------ Records for this task ------
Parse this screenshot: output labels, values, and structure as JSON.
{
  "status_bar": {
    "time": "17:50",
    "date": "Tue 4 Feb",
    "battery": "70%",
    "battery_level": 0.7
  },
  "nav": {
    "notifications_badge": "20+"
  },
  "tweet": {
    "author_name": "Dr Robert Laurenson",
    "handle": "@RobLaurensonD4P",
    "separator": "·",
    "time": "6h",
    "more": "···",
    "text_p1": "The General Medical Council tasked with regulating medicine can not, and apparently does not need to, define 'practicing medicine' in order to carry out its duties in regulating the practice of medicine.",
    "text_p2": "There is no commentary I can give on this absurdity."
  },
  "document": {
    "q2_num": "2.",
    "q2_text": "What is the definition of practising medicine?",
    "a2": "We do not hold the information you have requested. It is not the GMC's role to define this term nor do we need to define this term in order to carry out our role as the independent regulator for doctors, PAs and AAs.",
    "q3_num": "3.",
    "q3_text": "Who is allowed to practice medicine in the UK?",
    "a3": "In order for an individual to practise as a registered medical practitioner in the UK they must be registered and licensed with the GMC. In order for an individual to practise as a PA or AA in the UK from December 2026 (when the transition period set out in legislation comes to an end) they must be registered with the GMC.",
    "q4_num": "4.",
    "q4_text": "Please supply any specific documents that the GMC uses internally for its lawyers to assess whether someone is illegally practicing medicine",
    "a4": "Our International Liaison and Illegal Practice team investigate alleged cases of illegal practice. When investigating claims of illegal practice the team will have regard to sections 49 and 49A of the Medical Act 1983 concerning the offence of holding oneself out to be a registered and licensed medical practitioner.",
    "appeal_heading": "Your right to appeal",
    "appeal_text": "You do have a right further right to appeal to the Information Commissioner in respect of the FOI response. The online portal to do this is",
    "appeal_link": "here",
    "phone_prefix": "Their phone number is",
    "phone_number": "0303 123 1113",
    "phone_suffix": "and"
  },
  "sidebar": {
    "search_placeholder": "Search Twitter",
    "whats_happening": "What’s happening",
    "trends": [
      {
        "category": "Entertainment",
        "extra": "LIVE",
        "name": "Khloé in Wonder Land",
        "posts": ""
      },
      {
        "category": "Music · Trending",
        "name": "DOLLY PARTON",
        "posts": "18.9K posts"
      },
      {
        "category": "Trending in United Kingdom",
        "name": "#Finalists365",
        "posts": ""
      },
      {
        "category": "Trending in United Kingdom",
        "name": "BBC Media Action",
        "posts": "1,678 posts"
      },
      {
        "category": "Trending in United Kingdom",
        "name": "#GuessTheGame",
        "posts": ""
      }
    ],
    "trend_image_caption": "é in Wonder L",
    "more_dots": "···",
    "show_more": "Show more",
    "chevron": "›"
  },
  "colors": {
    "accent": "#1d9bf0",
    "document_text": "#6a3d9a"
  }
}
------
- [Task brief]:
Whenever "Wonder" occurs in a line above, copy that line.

- [Finished exercise]:
        "name": "Khloé in Wonder Land",
    "trend_image_caption": "é in Wonder L",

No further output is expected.